### WHAT YOU NEED TO DO
Copy each line of the following material exactly.

MATERIAL PROVIDED Block Start

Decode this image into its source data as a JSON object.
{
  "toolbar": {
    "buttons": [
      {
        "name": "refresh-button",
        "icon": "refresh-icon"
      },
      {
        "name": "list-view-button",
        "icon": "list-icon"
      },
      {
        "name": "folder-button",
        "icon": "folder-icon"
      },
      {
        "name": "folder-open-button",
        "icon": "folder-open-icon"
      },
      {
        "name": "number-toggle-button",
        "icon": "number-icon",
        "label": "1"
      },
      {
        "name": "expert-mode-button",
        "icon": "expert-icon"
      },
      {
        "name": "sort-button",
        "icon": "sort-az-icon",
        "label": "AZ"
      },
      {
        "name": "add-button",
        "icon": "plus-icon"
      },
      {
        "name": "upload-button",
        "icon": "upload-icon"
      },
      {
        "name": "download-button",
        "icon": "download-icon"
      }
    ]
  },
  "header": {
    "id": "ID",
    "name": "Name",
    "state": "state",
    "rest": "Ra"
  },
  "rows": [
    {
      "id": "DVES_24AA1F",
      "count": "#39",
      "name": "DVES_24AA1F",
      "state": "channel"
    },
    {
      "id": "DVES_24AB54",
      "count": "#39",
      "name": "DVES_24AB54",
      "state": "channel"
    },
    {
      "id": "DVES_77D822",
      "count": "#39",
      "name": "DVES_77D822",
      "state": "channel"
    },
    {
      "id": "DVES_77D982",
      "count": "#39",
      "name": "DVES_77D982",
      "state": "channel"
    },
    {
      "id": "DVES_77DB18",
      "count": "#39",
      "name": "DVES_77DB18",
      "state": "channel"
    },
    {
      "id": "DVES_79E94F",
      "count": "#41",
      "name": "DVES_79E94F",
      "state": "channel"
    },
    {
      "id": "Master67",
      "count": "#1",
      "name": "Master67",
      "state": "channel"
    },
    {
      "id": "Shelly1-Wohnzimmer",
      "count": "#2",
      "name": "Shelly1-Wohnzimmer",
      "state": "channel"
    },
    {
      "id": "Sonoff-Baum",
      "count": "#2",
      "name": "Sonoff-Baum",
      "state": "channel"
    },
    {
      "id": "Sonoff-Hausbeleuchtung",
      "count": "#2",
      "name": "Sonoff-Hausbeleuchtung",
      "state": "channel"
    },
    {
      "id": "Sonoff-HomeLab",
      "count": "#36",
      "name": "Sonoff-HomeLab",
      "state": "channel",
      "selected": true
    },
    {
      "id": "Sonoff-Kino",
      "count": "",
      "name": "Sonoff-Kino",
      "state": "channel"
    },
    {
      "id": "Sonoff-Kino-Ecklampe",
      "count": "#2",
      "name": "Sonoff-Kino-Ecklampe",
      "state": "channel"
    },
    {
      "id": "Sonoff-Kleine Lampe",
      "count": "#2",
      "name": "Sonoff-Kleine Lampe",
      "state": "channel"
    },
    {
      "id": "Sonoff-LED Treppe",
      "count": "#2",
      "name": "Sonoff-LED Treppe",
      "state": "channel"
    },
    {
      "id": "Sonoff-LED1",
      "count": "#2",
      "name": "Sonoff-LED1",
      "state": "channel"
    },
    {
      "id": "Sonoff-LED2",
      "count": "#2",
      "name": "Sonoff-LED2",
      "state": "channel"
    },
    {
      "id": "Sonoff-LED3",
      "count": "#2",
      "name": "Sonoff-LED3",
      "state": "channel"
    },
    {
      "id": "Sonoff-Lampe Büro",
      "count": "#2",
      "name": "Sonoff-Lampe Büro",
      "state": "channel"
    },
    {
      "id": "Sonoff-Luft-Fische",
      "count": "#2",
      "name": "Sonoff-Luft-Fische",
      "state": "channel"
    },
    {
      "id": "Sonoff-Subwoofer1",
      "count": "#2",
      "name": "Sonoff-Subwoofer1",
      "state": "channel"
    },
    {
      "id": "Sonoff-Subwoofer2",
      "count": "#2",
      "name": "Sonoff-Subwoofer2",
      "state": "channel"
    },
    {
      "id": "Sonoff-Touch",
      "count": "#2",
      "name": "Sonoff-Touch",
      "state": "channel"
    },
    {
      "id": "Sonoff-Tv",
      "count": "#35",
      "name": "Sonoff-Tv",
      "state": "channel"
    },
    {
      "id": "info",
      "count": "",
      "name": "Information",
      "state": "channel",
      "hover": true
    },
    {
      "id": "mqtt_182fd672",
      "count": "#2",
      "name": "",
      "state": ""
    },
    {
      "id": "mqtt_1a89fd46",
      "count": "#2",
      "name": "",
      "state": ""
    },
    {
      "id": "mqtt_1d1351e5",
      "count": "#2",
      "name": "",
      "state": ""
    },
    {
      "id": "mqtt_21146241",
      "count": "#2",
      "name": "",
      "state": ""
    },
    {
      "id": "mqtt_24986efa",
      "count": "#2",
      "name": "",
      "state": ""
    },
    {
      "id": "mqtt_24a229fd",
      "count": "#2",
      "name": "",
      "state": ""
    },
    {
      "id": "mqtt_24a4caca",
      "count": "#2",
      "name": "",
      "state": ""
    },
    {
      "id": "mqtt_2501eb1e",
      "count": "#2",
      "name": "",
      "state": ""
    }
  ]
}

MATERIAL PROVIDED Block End

### ANSWER BOX
Decode this image into its source data as a JSON object.
{
  "toolbar": {
    "buttons": [
      {
        "name": "refresh-button",
        "icon": "refresh-icon"
      },
      {
        "name": "list-view-button",
        "icon": "list-icon"
      },
      {
        "name": "folder-button",
        "icon": "folder-icon"
      },
      {
        "name": "folder-open-button",
        "icon": "folder-open-icon"
      },
      {
        "name": "number-toggle-button",
        "icon": "number-icon",
        "label": "1"
      },
      {
        "name": "expert-mode-button",
        "icon": "expert-icon"
      },
      {
        "name": "sort-button",
        "icon": "sort-az-icon",
        "label": "AZ"
      },
      {
        "name": "add-button",
        "icon": "plus-icon"
      },
      {
        "name": "upload-button",
        "icon": "upload-icon"
      },
      {
        "name": "download-button",
        "icon": "download-icon"
      }
    ]
  },
  "header": {
    "id": "ID",
    "name": "Name",
    "state": "state",
    "rest": "Ra"
  },
  "rows": [
    {
      "id": "DVES_24AA1F",
      "count": "#39",
      "name": "DVES_24AA1F",
      "state": "channel"
    },
    {
      "id": "DVES_24AB54",
      "count": "#39",
      "name": "DVES_24AB54",
      "state": "channel"
    },
    {
      "id": "DVES_77D822",
      "count": "#39",
      "name": "DVES_77D822",
      "state": "channel"
    },
    {
      "id": "DVES_77D982",
      "count": "#39",
      "name": "DVES_77D982",
      "state": "channel"
    },
    {
      "id": "DVES_77DB18",
      "count": "#39",
      "name": "DVES_77DB18",
      "state": "channel"
    },
    {
      "id": "DVES_79E94F",
      "count": "#41",
      "name": "DVES_79E94F",
      "state": "channel"
    },
    {
      "id": "Master67",
      "count": "#1",
      "name": "Master67",
      "state": "channel"
    },
    {
      "id": "Shelly1-Wohnzimmer",
      "count": "#2",
      "name": "Shelly1-Wohnzimmer",
      "state": "channel"
    },
    {
      "id": "Sonoff-Baum",
      "count": "#2",
      "name": "Sonoff-Baum",
      "state": "channel"
    },
    {
      "id": "Sonoff-Hausbeleuchtung",
      "count": "#2",
      "name": "Sonoff-Hausbeleuchtung",
      "state": "channel"
    },
    {
      "id": "Sonoff-HomeLab",
      "count": "#36",
      "name": "Sonoff-HomeLab",
      "state": "channel",
      "selected": true
    },
    {
      "id": "Sonoff-Kino",
      "count": "",
      "name": "Sonoff-Kino",
      "state": "channel"
    },
    {
      "id": "Sonoff-Kino-Ecklampe",
      "count": "#2",
      "name": "Sonoff-Kino-Ecklampe",
      "state": "channel"
    },
    {
      "id": "Sonoff-Kleine Lampe",
      "count": "#2",
      "name": "Sonoff-Kleine Lampe",
      "state": "channel"
    },
    {
      "id": "Sonoff-LED Treppe",
      "count": "#2",
      "name": "Sonoff-LED Treppe",
      "state": "channel"
    },
    {
      "id": "Sonoff-LED1",
      "count": "#2",
      "name": "Sonoff-LED1",
      "state": "channel"
    },
    {
      "id": "Sonoff-LED2",
      "count": "#2",
      "name": "Sonoff-LED2",
      "state": "channel"
    },
    {
      "id": "Sonoff-LED3",
      "count": "#2",
      "name": "Sonoff-LED3",
      "state": "channel"
    },
    {
      "id": "Sonoff-Lampe Büro",
      "count": "#2",
      "name": "Sonoff-Lampe Büro",
      "state": "channel"
    },
    {
      "id": "Sonoff-Luft-Fische",
      "count": "#2",
      "name": "Sonoff-Luft-Fische",
      "state": "channel"
    },
    {
      "id": "Sonoff-Subwoofer1",
      "count": "#2",
      "name": "Sonoff-Subwoofer1",
      "state": "channel"
    },
    {
      "id": "Sonoff-Subwoofer2",
      "count": "#2",
      "name": "Sonoff-Subwoofer2",
      "state": "channel"
    },
    {
      "id": "Sonoff-Touch",
      "count": "#2",
      "name": "Sonoff-Touch",
      "state": "channel"
    },
    {
      "id": "Sonoff-Tv",
      "count": "#35",
      "name": "Sonoff-Tv",
      "state": "channel"
    },
    {
      "id": "info",
      "count": "",
      "name": "Information",
      "state": "channel",
      "hover": true
    },
    {
      "id": "mqtt_182fd672",
      "count": "#2",
      "name": "",
      "state": ""
    },
    {
      "id": "mqtt_1a89fd46",
      "count": "#2",
      "name": "",
      "state": ""
    },
    {
      "id": "mqtt_1d1351e5",
      "count": "#2",
      "name": "",
      "state": ""
    },
    {
      "id": "mqtt_21146241",
      "count": "#2",
      "name": "",
      "state": ""
    },
    {
      "id": "mqtt_24986efa",
      "count": "#2",
      "name": "",
      "state": ""
    },
    {
      "id": "mqtt_24a229fd",
      "count": "#2",
      "name": "",
      "state": ""
    },
    {
      "id": "mqtt_24a4caca",
      "count": "#2",
      "name": "",
      "state": ""
    },
    {
      "id": "mqtt_2501eb1e",
      "count": "#2",
      "name": "",
      "state": ""
    }
  ]
}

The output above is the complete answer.